**What to work on:** Copy each line below in which the string "بنیاد" appears.

[Start of Attachment]

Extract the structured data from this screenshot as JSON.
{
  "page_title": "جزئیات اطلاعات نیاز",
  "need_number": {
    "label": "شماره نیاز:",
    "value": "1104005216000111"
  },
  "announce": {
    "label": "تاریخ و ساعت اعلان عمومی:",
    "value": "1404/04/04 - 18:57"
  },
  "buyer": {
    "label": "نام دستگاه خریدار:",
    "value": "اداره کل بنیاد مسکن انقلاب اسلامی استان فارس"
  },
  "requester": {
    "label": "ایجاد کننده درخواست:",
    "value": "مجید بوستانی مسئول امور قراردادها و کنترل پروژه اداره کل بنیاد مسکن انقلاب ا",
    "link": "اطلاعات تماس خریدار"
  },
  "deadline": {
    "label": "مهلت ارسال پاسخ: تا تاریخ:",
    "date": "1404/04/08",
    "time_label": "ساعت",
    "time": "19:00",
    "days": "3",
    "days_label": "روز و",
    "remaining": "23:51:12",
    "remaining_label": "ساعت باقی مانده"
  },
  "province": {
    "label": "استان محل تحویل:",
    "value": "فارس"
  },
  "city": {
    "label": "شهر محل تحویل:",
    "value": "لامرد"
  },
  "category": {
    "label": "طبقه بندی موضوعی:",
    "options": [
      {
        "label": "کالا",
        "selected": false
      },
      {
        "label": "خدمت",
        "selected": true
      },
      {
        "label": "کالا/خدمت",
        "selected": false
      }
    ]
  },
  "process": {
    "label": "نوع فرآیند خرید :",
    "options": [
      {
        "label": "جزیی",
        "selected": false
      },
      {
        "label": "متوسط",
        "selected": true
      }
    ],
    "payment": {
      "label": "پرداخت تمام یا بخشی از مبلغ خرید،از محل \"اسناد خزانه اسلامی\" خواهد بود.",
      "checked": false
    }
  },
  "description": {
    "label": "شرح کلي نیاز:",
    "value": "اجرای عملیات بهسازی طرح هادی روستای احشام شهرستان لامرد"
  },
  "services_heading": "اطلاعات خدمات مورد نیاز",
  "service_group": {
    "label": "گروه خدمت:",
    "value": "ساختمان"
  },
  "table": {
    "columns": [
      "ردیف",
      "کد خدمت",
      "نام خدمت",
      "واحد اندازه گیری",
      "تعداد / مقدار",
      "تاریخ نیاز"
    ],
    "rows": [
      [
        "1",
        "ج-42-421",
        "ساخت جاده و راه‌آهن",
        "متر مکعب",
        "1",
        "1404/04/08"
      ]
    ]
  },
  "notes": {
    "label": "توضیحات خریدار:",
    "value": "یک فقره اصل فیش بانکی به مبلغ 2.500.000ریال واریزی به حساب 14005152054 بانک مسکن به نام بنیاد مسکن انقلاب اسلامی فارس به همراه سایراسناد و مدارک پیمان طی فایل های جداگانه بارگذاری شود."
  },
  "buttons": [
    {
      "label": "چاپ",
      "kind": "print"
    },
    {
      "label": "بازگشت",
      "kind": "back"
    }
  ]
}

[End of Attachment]

**Answer for the task:**
    "value": "اداره کل بنیاد مسکن انقلاب اسلامی استان فارس"
    "value": "مجید بوستانی مسئول امور قراردادها و کنترل پروژه اداره کل بنیاد مسکن انقلاب ا",
    "value": "یک فقره اصل فیش بانکی به مبلغ 2.500.000ریال واریزی به حساب 14005152054 بانک مسکن به نام بنیاد مسکن انقلاب اسلامی فارس به همراه سایراسناد و مدارک پیمان طی فایل های جداگانه بارگذاری شود."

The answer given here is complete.